CHATTERJEE: For journalists wanting to do these multimedia projects for different online platforms, the questions they should ask are: Which platform or platforms am I going to use and why? Do I have to use all of them; is that justified? And what am I going to count as success?
And think about these things early on. Ben had to create different things for Instagram, Twitter, Facebook and YouTube. Be aware that each platform has different needs and each will require a lot of work and targeting and outreach. So really think about if you really want to use all, or which do you want to use and why.
Just because you put it on a platform, doesn’t mean that’s the end of your responsibility in terms of getting people there. … Each platform has a whole list of to-do’s that you have to check off to make it successful.”

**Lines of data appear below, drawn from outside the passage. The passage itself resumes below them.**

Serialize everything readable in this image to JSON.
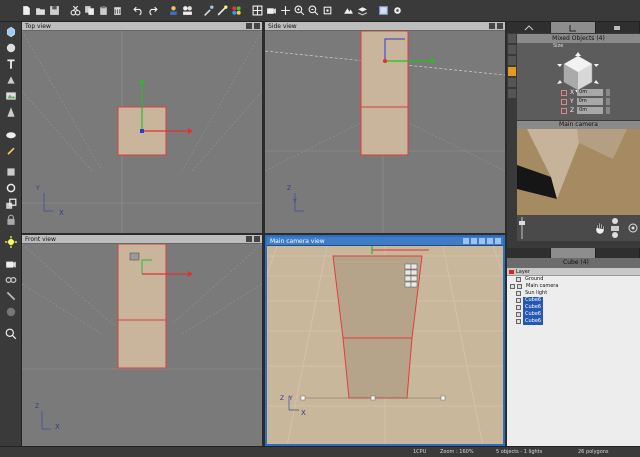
{
  "toolbar": {
    "icons": [
      "new-file-icon",
      "open-file-icon",
      "save-file-icon",
      "cut-icon",
      "copy-icon",
      "paste-icon",
      "delete-icon",
      "undo-icon",
      "redo-icon",
      "people-icon",
      "people-2-icon",
      "paint-icon",
      "magic-wand-icon",
      "palette-icon",
      "grid-icon",
      "camera-icon",
      "pan-icon",
      "zoom-in-icon",
      "zoom-out-icon",
      "fit-icon",
      "render-icon",
      "layers-icon",
      "preview-icon",
      "settings-icon"
    ]
  },
  "viewports": {
    "top": {
      "title": "Top view"
    },
    "side": {
      "title": "Side view"
    },
    "front": {
      "title": "Front view"
    },
    "camera": {
      "title": "Main camera view"
    }
  },
  "axes": {
    "x": "X",
    "y": "Y",
    "z": "Z"
  },
  "object_panel": {
    "title": "Mixed Objects (4)",
    "size_label": "Size",
    "rows": [
      {
        "axis": "X",
        "value": "0m"
      },
      {
        "axis": "Y",
        "value": "0m"
      },
      {
        "axis": "Z",
        "value": "0m"
      }
    ]
  },
  "camera_panel": {
    "title": "Main camera"
  },
  "scene_panel": {
    "selector": "Cube (4)",
    "layer": "Layer",
    "items": [
      {
        "label": "Ground",
        "selected": false
      },
      {
        "label": "Main camera",
        "selected": false
      },
      {
        "label": "Sun light",
        "selected": false
      },
      {
        "label": "Cube6",
        "selected": true
      },
      {
        "label": "Cube6",
        "selected": true
      },
      {
        "label": "Cube6",
        "selected": true
      },
      {
        "label": "Cube6",
        "selected": true
      }
    ]
  },
  "status": {
    "cpu": "1CPU",
    "zoom": "Zoom : 160%",
    "objects": "5 objects - 1 lights",
    "polygons": "26 polygons"
  },
  "colors": {
    "accent": "#2c6fbf",
    "axis_x": "#e03030",
    "axis_y": "#22c022",
    "axis_z": "#2a3bd8",
    "object_fill": "#c8b59c",
    "object_edge": "#e23c3c"
  }
}
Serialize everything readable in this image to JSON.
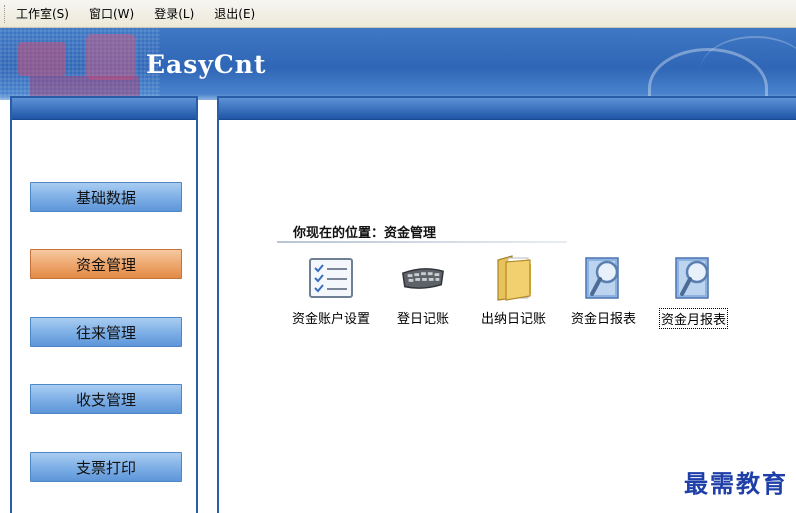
{
  "menu": {
    "items": [
      {
        "label": "工作室(S)"
      },
      {
        "label": "窗口(W)"
      },
      {
        "label": "登录(L)"
      },
      {
        "label": "退出(E)"
      }
    ]
  },
  "banner": {
    "title": "EasyCnt"
  },
  "sidebar": {
    "items": [
      {
        "label": "基础数据",
        "active": false
      },
      {
        "label": "资金管理",
        "active": true
      },
      {
        "label": "往来管理",
        "active": false
      },
      {
        "label": "收支管理",
        "active": false
      },
      {
        "label": "支票打印",
        "active": false
      }
    ]
  },
  "main": {
    "location": "你现在的位置：资金管理",
    "functions": [
      {
        "label": "资金账户设置",
        "icon": "checklist-icon"
      },
      {
        "label": "登日记账",
        "icon": "keyboard-icon"
      },
      {
        "label": "出纳日记账",
        "icon": "folder-icon"
      },
      {
        "label": "资金日报表",
        "icon": "magnifier-report-icon"
      },
      {
        "label": "资金月报表",
        "icon": "magnifier-report-icon"
      }
    ]
  },
  "watermark": "最需教育",
  "colors": {
    "accent": "#2a5da8",
    "active_button": "#eea870",
    "nav_button": "#7fb0e6"
  }
}
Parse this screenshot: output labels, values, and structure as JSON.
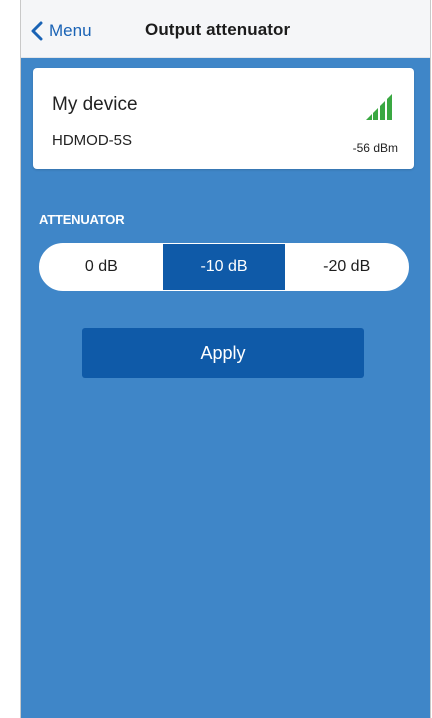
{
  "navbar": {
    "back_label": "Menu",
    "title": "Output attenuator"
  },
  "device": {
    "name": "My device",
    "model": "HDMOD-5S",
    "signal": "-56 dBm",
    "signal_icon": "signal-strength-icon",
    "signal_color": "#3aa842"
  },
  "attenuator": {
    "label": "ATTENUATOR",
    "options": [
      "0 dB",
      "-10 dB",
      "-20 dB"
    ],
    "selected": "-10 dB"
  },
  "apply_label": "Apply",
  "colors": {
    "background": "#3f86c8",
    "accent": "#0f5aa8",
    "link": "#1a63b5"
  }
}
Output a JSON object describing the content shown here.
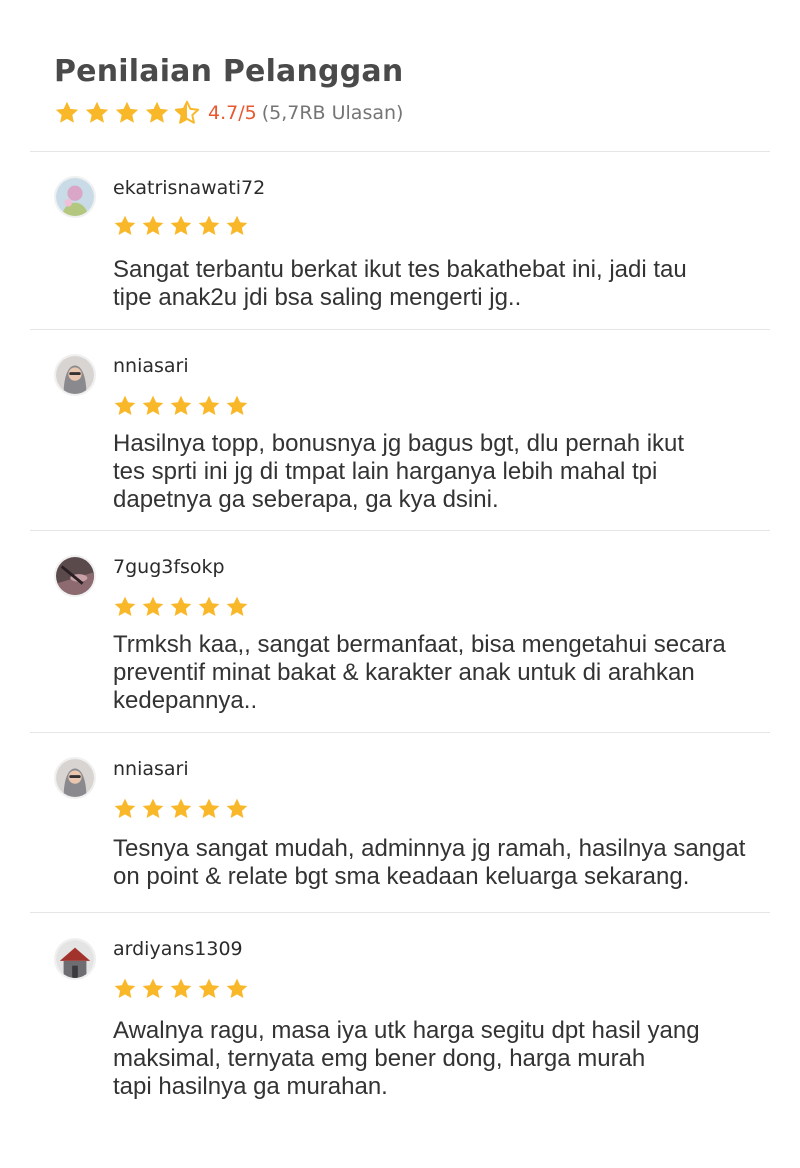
{
  "header": {
    "title": "Penilaian Pelanggan",
    "rating": "4.7/5",
    "rating_stars": 4.7,
    "review_count": "(5,7RB Ulasan)"
  },
  "colors": {
    "star": "#f9b82a",
    "rating_accent": "#e7582f"
  },
  "reviews": [
    {
      "username": "ekatrisnawati72",
      "stars": 5,
      "text": "Sangat terbantu berkat ikut tes bakathebat ini, jadi tau\ntipe anak2u jdi bsa saling mengerti jg.."
    },
    {
      "username": "nniasari",
      "stars": 5,
      "text": "Hasilnya topp, bonusnya jg bagus bgt, dlu pernah ikut\ntes sprti ini jg di tmpat lain harganya lebih mahal tpi\ndapetnya ga seberapa, ga kya dsini."
    },
    {
      "username": "7gug3fsokp",
      "stars": 5,
      "text": "Trmksh kaa,, sangat bermanfaat, bisa mengetahui secara\npreventif minat bakat & karakter anak untuk di arahkan\nkedepannya.."
    },
    {
      "username": "nniasari",
      "stars": 5,
      "text": "Tesnya sangat mudah, adminnya jg ramah, hasilnya sangat\non point & relate bgt sma keadaan keluarga sekarang."
    },
    {
      "username": "ardiyans1309",
      "stars": 5,
      "text": "Awalnya ragu, masa iya utk harga segitu dpt hasil yang\nmaksimal, ternyata emg bener dong, harga murah\ntapi hasilnya ga murahan."
    }
  ]
}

DE LA CRUZ: Rhitu touched on an important point there. Just because you put it on a platform, doesn’t mean that’s the end of your responsibility in terms of getting people there. A lot of the work also has to do with reaching out to influencers on the platform. Each platform has a whole list of to-do’s that you have to check off to make it successful.
CHATTERJEE: For smaller newsrooms, that may not be possible so they might have to decide if it’s wiser to go with one or two platforms. Think of these questions well in advance, when you’re conceptualizing the process — it can’t be an afterthought. It can’t be the traditional way of working where the story’s the main thing, you put it out there, and then you do a little bit of social media outreach. It has to be part of the thinking upfront.
Finally, we’re curious to know: What’s your own #NPRHotPot memory?
CHATTERJEE: I have so many. I’m from India, and my home’s in the state of West Bengal. I come from a culture where family discussions are often around what meal shall we eat next. These discussions often happen while we’re eating the current meal, so there are countless!
My favorite hot pot dish would be a simple meal of rice and masoor dal, which is the red lentil. This is a very basic dish back home. You boil the lentils with turmeric, then you use sauteéd onions and a five-spice mix. It’s a very simple meal, rice with lentils — this kind of thin, watery lentil, not any kind of lentil you’ve had in any Indian restaurant here in the U.S. You squeeze a little bit of fresh lime on it, and then you eat it plain or with fried fish, fried potatoes or okra.
That is my go-to food when I’m desperately craving comfort, and especially when I don’t have the energy to make too much. It can cure homesickness, it can cure a mild case of the virus, it can cure me of longing to see my mother or go back to my childhood days. Masoor dal is one of the first dishes I learned to cook when I moved to the United States in 2002. I’d resisted learning cooking when I was back home, but it’s one of the first things I wanted to cook when I moved here. I called my mom and she guided me on the phone — and many, many times after that in the years since.
DE LA CRUZ: I was born in Manila in the Philippines, and I came to the U.S. when I was five and grew up in Baltimore. I have a younger brother who’s a year and a half younger than I am. When we were kids my parents always took us fishing — it was one of our favorite things to do. We used to go fishing all over in Baltimore.
We weren’t the “catch and release” type of family. When we caught fish, we took it home to eat it. One Filipino dish that my parents always made was this soup called sinigang, which is a sort of sour soup made with tamarind. You can use fresh tamarind, but most people just use these tamarind packets. You make a soup that has a little bit of onion and some greens, and then you put the fish in. You can even put meat and fish in it, or shrimp, but just fish is my favorite. And it’s just a really comforting dish that you have with rice, usually jasmine rice. It’s a simple dish, doesn’t take long to make, and it tastes healthy. For me, it just really reminds me of family time with my parents and my brother.